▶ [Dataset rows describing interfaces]
%%

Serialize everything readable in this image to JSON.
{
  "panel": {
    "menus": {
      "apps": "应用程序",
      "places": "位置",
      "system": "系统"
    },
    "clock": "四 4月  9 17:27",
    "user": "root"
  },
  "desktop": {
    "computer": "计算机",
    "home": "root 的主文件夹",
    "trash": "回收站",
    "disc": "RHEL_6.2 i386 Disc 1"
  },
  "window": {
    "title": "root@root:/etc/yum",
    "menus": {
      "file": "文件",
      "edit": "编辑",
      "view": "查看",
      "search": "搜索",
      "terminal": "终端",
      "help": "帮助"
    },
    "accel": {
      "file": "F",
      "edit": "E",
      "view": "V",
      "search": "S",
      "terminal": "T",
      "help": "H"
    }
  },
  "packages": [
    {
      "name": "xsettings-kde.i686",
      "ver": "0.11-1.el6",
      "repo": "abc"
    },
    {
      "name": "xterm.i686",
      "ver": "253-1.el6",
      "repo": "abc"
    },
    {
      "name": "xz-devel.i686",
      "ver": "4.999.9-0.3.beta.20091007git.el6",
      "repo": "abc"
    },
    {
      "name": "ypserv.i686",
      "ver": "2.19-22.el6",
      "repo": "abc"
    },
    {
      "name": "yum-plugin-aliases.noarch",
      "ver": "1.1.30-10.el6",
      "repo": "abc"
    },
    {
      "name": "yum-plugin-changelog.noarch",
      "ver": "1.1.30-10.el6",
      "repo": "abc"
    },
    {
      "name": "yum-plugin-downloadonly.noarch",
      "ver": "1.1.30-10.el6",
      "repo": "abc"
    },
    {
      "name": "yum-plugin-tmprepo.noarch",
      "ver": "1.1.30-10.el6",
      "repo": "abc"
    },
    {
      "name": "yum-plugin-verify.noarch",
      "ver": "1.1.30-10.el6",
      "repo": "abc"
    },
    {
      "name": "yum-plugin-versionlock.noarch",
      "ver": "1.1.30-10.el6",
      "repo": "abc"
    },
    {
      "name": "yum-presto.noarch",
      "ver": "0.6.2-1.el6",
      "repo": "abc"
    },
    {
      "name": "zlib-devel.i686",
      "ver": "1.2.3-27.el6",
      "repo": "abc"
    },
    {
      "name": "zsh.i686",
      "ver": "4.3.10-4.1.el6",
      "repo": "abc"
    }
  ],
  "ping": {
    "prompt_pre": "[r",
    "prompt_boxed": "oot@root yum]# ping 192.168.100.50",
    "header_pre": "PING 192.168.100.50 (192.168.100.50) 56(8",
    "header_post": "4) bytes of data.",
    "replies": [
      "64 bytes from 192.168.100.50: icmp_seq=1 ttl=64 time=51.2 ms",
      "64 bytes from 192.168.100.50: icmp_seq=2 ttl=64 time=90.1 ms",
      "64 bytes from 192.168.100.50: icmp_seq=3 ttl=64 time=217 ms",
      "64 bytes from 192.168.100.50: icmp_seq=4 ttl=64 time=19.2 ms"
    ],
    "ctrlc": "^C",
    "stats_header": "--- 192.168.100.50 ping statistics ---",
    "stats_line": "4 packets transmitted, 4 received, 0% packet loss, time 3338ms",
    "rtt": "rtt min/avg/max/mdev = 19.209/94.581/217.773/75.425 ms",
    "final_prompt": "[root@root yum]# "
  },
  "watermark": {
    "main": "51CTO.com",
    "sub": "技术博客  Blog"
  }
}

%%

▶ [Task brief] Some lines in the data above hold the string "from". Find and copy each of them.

▶ [Written solution]
      "64 bytes from 192.168.100.50: icmp_seq=1 ttl=64 time=51.2 ms",
      "64 bytes from 192.168.100.50: icmp_seq=2 ttl=64 time=90.1 ms",
      "64 bytes from 192.168.100.50: icmp_seq=3 ttl=64 time=217 ms",
      "64 bytes from 192.168.100.50: icmp_seq=4 ttl=64 time=19.2 ms"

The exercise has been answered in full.